What is required |
The expected response is the complete listing below, restated exactly, with its pictures omitted.

Records supplied |
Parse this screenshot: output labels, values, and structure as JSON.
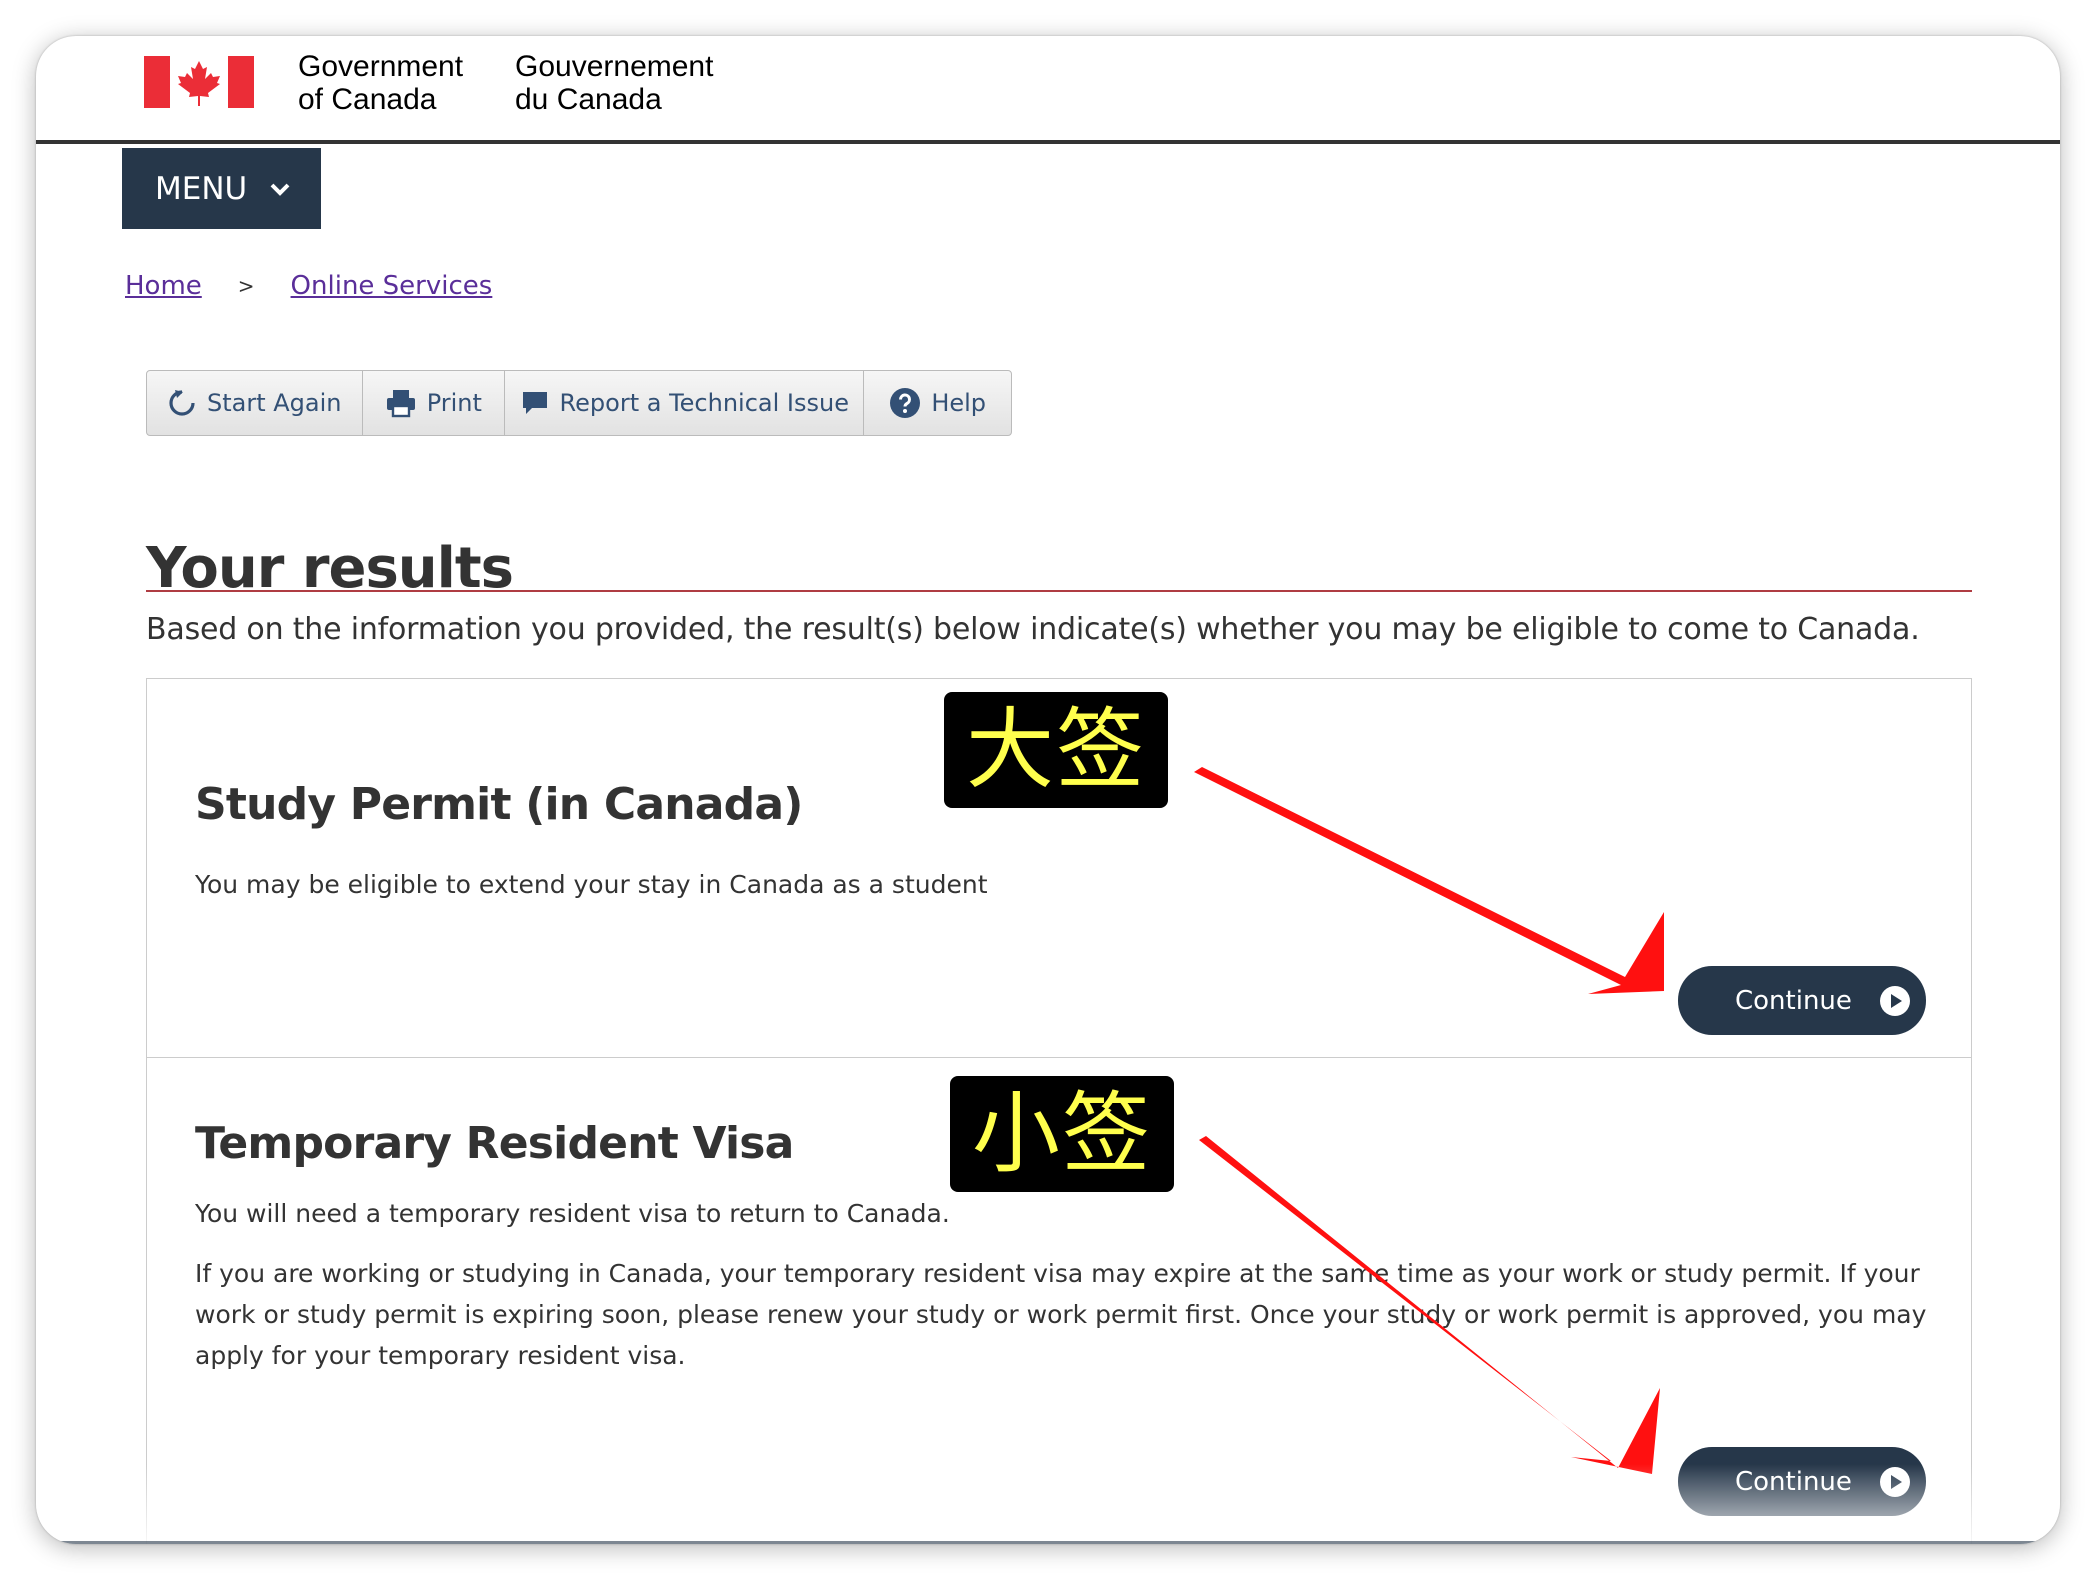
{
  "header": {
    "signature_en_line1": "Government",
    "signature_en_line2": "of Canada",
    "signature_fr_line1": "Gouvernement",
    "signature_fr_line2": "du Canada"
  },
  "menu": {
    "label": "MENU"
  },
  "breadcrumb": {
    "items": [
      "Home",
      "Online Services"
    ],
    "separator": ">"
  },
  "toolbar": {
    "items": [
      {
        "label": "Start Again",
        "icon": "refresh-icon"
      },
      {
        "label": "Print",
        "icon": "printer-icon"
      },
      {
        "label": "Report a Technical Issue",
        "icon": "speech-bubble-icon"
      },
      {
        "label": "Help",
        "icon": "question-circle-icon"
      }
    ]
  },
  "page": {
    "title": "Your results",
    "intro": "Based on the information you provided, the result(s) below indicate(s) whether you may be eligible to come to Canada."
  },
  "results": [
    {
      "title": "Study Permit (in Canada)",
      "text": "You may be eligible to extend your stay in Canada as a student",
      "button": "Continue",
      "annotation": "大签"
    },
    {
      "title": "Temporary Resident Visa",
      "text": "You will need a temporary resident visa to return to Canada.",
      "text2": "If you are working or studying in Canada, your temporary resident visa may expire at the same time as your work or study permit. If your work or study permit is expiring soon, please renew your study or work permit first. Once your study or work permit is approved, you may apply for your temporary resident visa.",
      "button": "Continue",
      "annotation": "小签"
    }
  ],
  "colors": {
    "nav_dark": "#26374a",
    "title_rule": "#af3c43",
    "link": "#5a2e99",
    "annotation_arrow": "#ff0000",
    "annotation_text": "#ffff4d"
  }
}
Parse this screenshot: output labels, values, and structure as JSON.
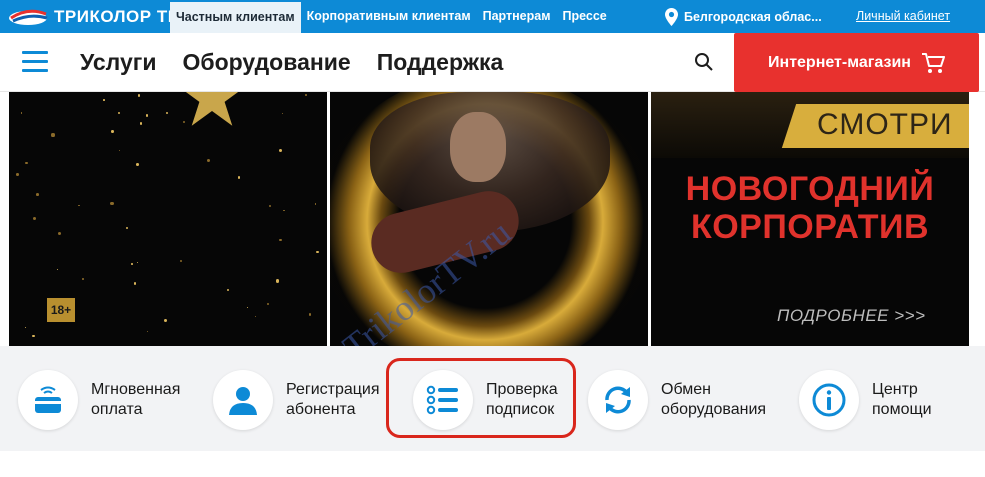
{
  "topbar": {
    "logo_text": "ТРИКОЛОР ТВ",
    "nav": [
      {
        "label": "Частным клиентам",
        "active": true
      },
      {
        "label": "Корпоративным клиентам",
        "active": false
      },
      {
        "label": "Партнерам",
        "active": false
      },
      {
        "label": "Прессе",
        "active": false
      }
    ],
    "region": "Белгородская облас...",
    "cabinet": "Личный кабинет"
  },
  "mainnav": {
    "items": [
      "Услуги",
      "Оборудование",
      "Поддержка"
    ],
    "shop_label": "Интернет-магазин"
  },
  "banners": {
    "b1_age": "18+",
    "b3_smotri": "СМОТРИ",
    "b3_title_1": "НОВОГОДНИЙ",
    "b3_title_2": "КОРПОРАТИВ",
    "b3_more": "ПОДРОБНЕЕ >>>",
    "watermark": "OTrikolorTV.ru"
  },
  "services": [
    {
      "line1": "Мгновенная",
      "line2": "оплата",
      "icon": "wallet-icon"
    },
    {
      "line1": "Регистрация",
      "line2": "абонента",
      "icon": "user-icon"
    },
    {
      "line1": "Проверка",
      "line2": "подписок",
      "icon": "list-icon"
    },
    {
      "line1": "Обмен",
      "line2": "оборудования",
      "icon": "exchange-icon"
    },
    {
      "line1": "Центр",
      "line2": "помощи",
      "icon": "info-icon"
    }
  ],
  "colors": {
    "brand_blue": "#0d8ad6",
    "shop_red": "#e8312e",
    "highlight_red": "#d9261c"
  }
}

Answer for the task |
Parse this screenshot: output labels, values, and structure as JSON.
{
  "header": {
    "signature_en_line1": "Government",
    "signature_en_line2": "of Canada",
    "signature_fr_line1": "Gouvernement",
    "signature_fr_line2": "du Canada"
  },
  "menu": {
    "label": "MENU"
  },
  "breadcrumb": {
    "items": [
      "Home",
      "Online Services"
    ],
    "separator": ">"
  },
  "toolbar": {
    "items": [
      {
        "label": "Start Again",
        "icon": "refresh-icon"
      },
      {
        "label": "Print",
        "icon": "printer-icon"
      },
      {
        "label": "Report a Technical Issue",
        "icon": "speech-bubble-icon"
      },
      {
        "label": "Help",
        "icon": "question-circle-icon"
      }
    ]
  },
  "page": {
    "title": "Your results",
    "intro": "Based on the information you provided, the result(s) below indicate(s) whether you may be eligible to come to Canada."
  },
  "results": [
    {
      "title": "Study Permit (in Canada)",
      "text": "You may be eligible to extend your stay in Canada as a student",
      "button": "Continue",
      "annotation": "大签"
    },
    {
      "title": "Temporary Resident Visa",
      "text": "You will need a temporary resident visa to return to Canada.",
      "text2": "If you are working or studying in Canada, your temporary resident visa may expire at the same time as your work or study permit. If your work or study permit is expiring soon, please renew your study or work permit first. Once your study or work permit is approved, you may apply for your temporary resident visa.",
      "button": "Continue",
      "annotation": "小签"
    }
  ],
  "colors": {
    "nav_dark": "#26374a",
    "title_rule": "#af3c43",
    "link": "#5a2e99",
    "annotation_arrow": "#ff0000",
    "annotation_text": "#ffff4d"
  }
}
Parse this screenshot: output labels, values, and structure as JSON.
{
  "topbar": {
    "logo_text": "ТРИКОЛОР ТВ",
    "nav": [
      {
        "label": "Частным клиентам",
        "active": true
      },
      {
        "label": "Корпоративным клиентам",
        "active": false
      },
      {
        "label": "Партнерам",
        "active": false
      },
      {
        "label": "Прессе",
        "active": false
      }
    ],
    "region": "Белгородская облас...",
    "cabinet": "Личный кабинет"
  },
  "mainnav": {
    "items": [
      "Услуги",
      "Оборудование",
      "Поддержка"
    ],
    "shop_label": "Интернет-магазин"
  },
  "banners": {
    "b1_age": "18+",
    "b3_smotri": "СМОТРИ",
    "b3_title_1": "НОВОГОДНИЙ",
    "b3_title_2": "КОРПОРАТИВ",
    "b3_more": "ПОДРОБНЕЕ >>>",
    "watermark": "OTrikolorTV.ru"
  },
  "services": [
    {
      "line1": "Мгновенная",
      "line2": "оплата",
      "icon": "wallet-icon"
    },
    {
      "line1": "Регистрация",
      "line2": "абонента",
      "icon": "user-icon"
    },
    {
      "line1": "Проверка",
      "line2": "подписок",
      "icon": "list-icon"
    },
    {
      "line1": "Обмен",
      "line2": "оборудования",
      "icon": "exchange-icon"
    },
    {
      "line1": "Центр",
      "line2": "помощи",
      "icon": "info-icon"
    }
  ],
  "colors": {
    "brand_blue": "#0d8ad6",
    "shop_red": "#e8312e",
    "highlight_red": "#d9261c"
  }
}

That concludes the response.